In a rectifier, the DC output voltage is not inherently greater than the AC input voltage. Instead, the rectifier’s primary function is to convert alternating current (AC) to direct current (DC) by allowing the flow of current in one direction.

The apparent increase in voltage is often associated with the measurement methods used, particularly when comparing root mean square (RMS) values of AC and DC voltages.

Here’s a breakdown of the process:

**AC Input:**- The AC input voltage is typically represented by its RMS value. RMS is a way of expressing the equivalent constant DC voltage that would produce the same heating effect as the AC voltage.
- For a sinusoidal AC waveform, the RMS value is approximately 0.707 times the peak value.

**Rectification:**- The rectifier allows the positive half-cycle of the AC waveform to pass through, effectively converting AC to pulsating DC.
- The DC component of the rectified waveform is not equivalent to the RMS value of the AC input; it is related to the peak value of the AC waveform.

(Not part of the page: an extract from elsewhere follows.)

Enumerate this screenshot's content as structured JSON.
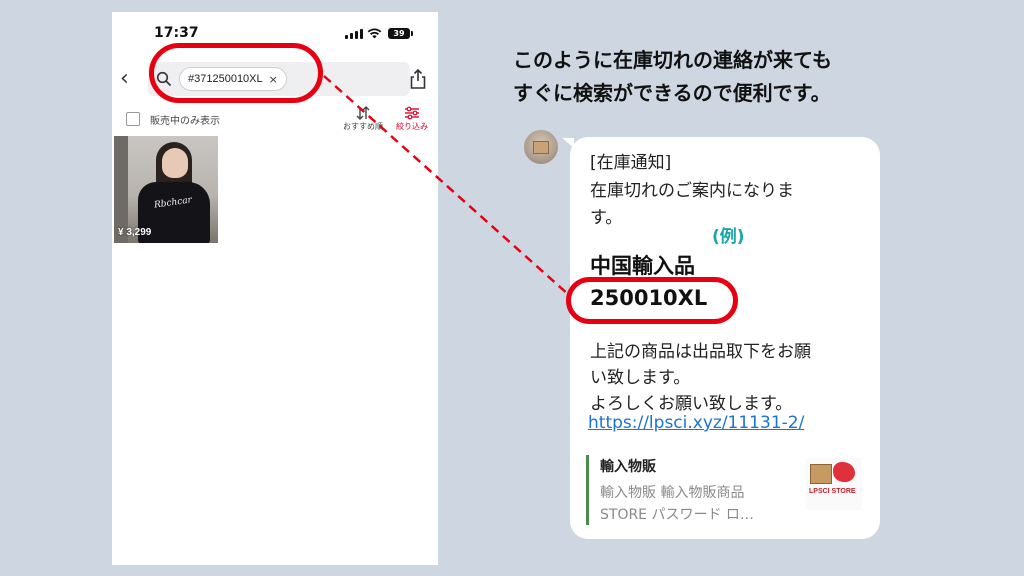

**Measurement Consideration:**- When comparing the AC RMS voltage to the DC output voltage, the DC output may appear higher because it is often measured as the peak value of the rectified waveform.

In reality, the average or DC component of the rectified waveform is less than the peak value of the AC waveform. The relationship between the peak voltage (V_peak) and the RMS voltage (V_RMS) for a sinusoidal waveform is given by V_RMS = 0.707 * V_peak.

So, if the rectifier is providing a DC voltage equivalent to the peak of the AC waveform, it might seem higher when comparing it directly to the RMS value of the AC input.

It’s essential to consider the measurement context and be aware that the rectifier doesn’t inherently increase the voltage; it transforms the AC waveform into a pulsating DC waveform, and the measurement methods may influence the perceived voltage values.